There are two approaches to term interdependence: information model (immanent mode) or existing without (transcendent mode). To identify which is used, ask yourself: “does the application of interdependence reside within the model or is it applied by an external agency?”
That external agency could be human beings or AI/machine learning (or some combination). In this way, the information retrieval model is making inferences about how words and phrases relate within the corpus and an intelligence outside the system is training it to be more effective.
Information Retrieval and Natural Language Processing (NLP)
NLP is concerned with making software effective in handling natural human language. It plays an important role in information retrieval, as it divines semantic meaning and better understand higher-order patterns across document sets. In search, NLP helps identify user intent, which helps ensure search results meet what a user is actually looking for rather than just a string of keywords.
Information retrieval and NLP are naturally mutually influential fields that also involve machine learning (ML). ML can devise systems that can better evolve towards information understanding at the semantic level.
Information Retrieval vs Data Querying
Another useful way to think about information retrieval is in contrast to querying a formal system like a relational database with structured query language (SQL). SQL databases offer a consistent, structured way to model data that allows for expressively querying with a degree of after-the-fact flexibility.
For decades, relational database management systems (RDBMS) have been the flagship store for data-driven applications, with ideas in the NoSQL space like document stores, key-value and graph databases relaxing or modifying certain structural aspects of the model in recent years.
The main difference to devoted data stores systems like RDBMS and NoSQL stores is the rigor of the data model and the query result precision. Information retrieval is focused on addressing diverse and inconsistently structured artifacts and figuring out how well they represent the desired aim of the queries. Compare this to the more strictly match/no-match way most database queries work.

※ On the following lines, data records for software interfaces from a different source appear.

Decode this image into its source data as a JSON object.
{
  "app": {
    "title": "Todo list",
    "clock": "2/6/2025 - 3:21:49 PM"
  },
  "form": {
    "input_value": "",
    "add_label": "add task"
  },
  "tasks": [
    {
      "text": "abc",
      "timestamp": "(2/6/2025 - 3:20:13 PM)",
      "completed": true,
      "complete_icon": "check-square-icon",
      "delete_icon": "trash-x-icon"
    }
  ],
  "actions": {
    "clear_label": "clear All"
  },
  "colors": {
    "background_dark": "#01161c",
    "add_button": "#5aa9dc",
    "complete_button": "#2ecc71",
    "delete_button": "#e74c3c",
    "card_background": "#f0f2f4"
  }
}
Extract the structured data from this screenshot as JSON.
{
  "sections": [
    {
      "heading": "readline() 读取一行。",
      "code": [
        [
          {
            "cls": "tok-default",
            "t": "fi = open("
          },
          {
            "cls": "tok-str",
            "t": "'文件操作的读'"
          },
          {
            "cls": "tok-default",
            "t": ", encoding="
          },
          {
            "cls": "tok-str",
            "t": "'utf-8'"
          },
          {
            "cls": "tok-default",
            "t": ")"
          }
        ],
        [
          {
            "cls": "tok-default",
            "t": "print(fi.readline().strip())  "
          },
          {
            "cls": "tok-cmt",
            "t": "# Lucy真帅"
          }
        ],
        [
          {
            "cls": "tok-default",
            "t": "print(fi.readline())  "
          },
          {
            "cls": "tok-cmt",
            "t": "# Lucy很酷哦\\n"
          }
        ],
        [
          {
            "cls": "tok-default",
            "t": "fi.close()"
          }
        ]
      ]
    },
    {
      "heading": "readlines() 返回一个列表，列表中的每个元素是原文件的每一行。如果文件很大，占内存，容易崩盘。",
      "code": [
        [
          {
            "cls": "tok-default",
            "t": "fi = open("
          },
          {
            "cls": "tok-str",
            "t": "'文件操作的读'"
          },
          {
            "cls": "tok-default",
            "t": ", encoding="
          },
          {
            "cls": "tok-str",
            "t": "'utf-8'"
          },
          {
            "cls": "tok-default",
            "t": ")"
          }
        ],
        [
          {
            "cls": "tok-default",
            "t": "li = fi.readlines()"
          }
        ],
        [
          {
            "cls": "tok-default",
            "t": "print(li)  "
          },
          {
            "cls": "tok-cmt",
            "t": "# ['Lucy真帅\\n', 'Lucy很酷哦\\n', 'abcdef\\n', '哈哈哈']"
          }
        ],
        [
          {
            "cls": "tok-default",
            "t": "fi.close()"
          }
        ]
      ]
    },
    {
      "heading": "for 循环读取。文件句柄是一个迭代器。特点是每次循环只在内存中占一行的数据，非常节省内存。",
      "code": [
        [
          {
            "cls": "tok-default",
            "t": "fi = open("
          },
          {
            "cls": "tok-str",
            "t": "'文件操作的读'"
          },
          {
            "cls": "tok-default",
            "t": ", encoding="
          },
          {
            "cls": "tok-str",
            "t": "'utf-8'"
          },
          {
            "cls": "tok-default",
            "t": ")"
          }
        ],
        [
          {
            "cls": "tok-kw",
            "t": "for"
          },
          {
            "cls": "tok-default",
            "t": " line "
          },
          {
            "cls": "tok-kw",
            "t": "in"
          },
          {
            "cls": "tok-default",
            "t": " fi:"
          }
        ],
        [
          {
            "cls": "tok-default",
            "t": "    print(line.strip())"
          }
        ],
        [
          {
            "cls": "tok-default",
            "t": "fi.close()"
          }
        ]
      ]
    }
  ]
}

Databases are very good at telling you exactly which tables or documents hold an actual reference to “pets,” but require something else to figure out which ones might be relevant to a query about the popularity of different pets.
Why Information Retrieval Systems Are Critical
Information retrieval systems address several classes of hard problems. These problems are of the data scope, data fragmentation and data meaning types, involving architectural considerations and issues of scale. When enterprises and organizations look at who needs what information and where the information resides, the difficulty is bringing the people and the data together in the most effective way. Information retrieval is the main systems-side response to that challenge.
Information retrieval is a core component of knowledge management systems . Put another way, when an enterprise is capturing and storing data in large and heterogenous ways, information retrieval systems step in to make that data more useful..
While it’s fundamental to all computer systems and the organizations that rely on them, information retrieval has taken on a central importance in the context of web-oriented applications, e.g, for a variety of applications – corporate intranet, customer service, technical support, compliance and governance.
Information retrieval devises human-machine interfaces that improve the ability of people to find data, influencing data architecture and persistence models. Because the ability to access data effectively affects every digital business process, information retrieval is a core consideration in modern digital business strategy.